Midcentury modern is an architectural, product, interior and graphic design that generally describes mid-20th century developments in modern furniture design, architecture and urban development from roughly 1933 to 1965. Mid-Century modern furniture first showed up in the 1950s and ’60s. Midcentury modern was reaffirmed in 1983 by Cara Greenberg in her title of the book, Mid-Century Modern: Furniture of the 1950s celebrating the style that is now recognized by scholars and museums worldwide as a significant design movement. In the 1984 seminal book Mid-Century Modern: Furniture of the 1950s (Harmony Books, Crown Publishers, Inc New York). The author Cara Greenberg gave a term to the style of design, furniture, architecture and accessories that had proliferated since World War II. Mid-Century has seen streaks of popularity, yet it had a dedicated and consistent following, like ModCom group of Los Angeles Conservancy. With the extreme accuracy and detail, the Mid-Century’s design has been reintroduced to devoted fans of the AMC cable series and Mad Men.
photo cretit: Per Gunnarsson
Midcentury modern style has been a growing trend, even though most people don’t want to live in a home that looks like a time capsule. Midcentury furniture pieces have been characterized by their clean, simple lines. Wood pieces, that are often made of teak and simply finished to showcase their natural beauty. Mid-Century architecture was frequently employed in residential structures with the goal of bringing modernism into America’s post-war suburbs. Many consider Frank Lloyd Wright’s principle movement of organic architecture combined with Arts and Crafts as an American jumping point for the aesthetic of Mid-Century Modern.

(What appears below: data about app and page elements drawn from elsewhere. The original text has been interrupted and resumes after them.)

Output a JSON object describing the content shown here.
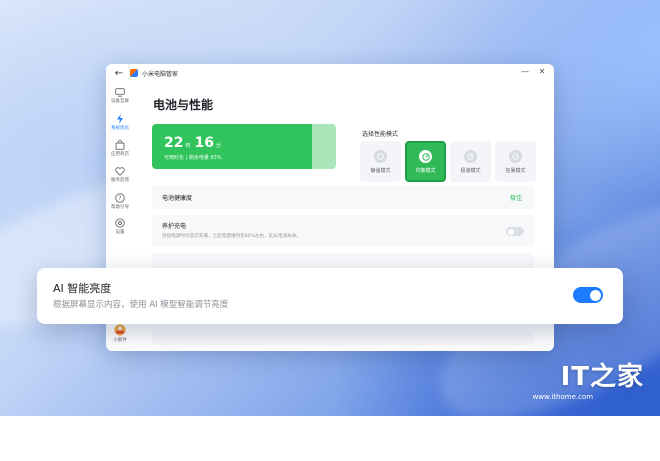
{
  "window": {
    "title": "小米电脑管家",
    "controls": {
      "minimize": "—",
      "maximize": "☐",
      "close": "✕"
    }
  },
  "sidebar": {
    "items": [
      {
        "label": "设备互联",
        "icon": "monitor-icon",
        "active": false
      },
      {
        "label": "系统优化",
        "icon": "lightning-icon",
        "active": true
      },
      {
        "label": "应用商店",
        "icon": "shopping-bag-icon",
        "active": false
      },
      {
        "label": "服务反馈",
        "icon": "heart-icon",
        "active": false
      },
      {
        "label": "帮助引导",
        "icon": "help-icon",
        "active": false
      },
      {
        "label": "设置",
        "icon": "gear-icon",
        "active": false
      },
      {
        "label": "小部件",
        "icon": "widget-icon",
        "active": false
      }
    ]
  },
  "page": {
    "title": "电池与性能"
  },
  "battery": {
    "hours": "22",
    "hours_unit": "时",
    "minutes": "16",
    "minutes_unit": "分",
    "subtitle": "可用时长 | 剩余电量 83%",
    "level_percent": 83
  },
  "modes": {
    "heading": "选择性能模式",
    "options": [
      {
        "label": "静谧模式",
        "active": false
      },
      {
        "label": "均衡模式",
        "active": true
      },
      {
        "label": "极速模式",
        "active": false
      },
      {
        "label": "狂暴模式",
        "active": false
      }
    ]
  },
  "settings": {
    "health": {
      "label": "电池健康度",
      "value": "极佳"
    },
    "care_charge": {
      "label": "养护充电",
      "description": "连接电源时仅首次充满，之后电量维持在80%左右，延长电池寿命。",
      "enabled": false
    }
  },
  "overlay": {
    "title": "AI 智能亮度",
    "description": "根据屏幕显示内容，使用 AI 模型智能调节亮度",
    "enabled": true
  },
  "watermark": {
    "logo": "IT之家",
    "url": "www.ithome.com"
  },
  "colors": {
    "accent": "#1c7bff",
    "battery_green": "#32c45c",
    "link_green": "#2fba57"
  }
}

Mid-Century modern collectibles range from furniture and architectural fixtures to accessories like glassware, lamps, clocks and artwork. The prominent designers of Mid-Century modern furniture include: Harry Bertoia, Arne Jacobsen, Charles and Ray Eames, Isamu Noguchi, , George Nelson, Vernor Panton, Eero Saarinen and Hans Wegner Mid-Century Modern is not synonymous with the Art Deco, Art Nouveau, “deco” or any misused 20th-century design terms. Mid-Century Modern furniture also describes more high style, the designer items from the era rather than unclassifiable kitsch from the same period.
Midcentury modern furniture design has reflected the clean, the houses, with curves, polymorphic and geometric shapes replacing any busy or highly ornamental details. A number of chairs crafted during this timeframe were produced of molded plastic perfect for the busy homemaker as they could be easily wiped clean. Boxy upholstered furniture was popular during this era featured very durable fabrics designed for family wear as well.
Multipurpose became a catch phrase, that addressed the needs of modern life, as Greenberg writes in the Mid-Century Modern. This modern furniture stacked, folded and bent, it was re-arrange-able and inter-changeable, it nested and flexed. The chairs were designed to be pressed into service for a dozen different reasons. The tables were nonspecific for writing, eating, or playing cards. Mid-century furniture, especially the pieces designed by icons like Herman Miller, George Nakashima, Charles and Ray Eames, are highly collectible and can be quite pricey. High-end mid-century furniture tops out at around $5,000-$7,000 per piece. Those items are generally signed by their famous designers and are in good condition. There are many who’ve opted for furniture inspired by classic mid century modern furniture. A great place to find such inspirations is www.emfurn.com.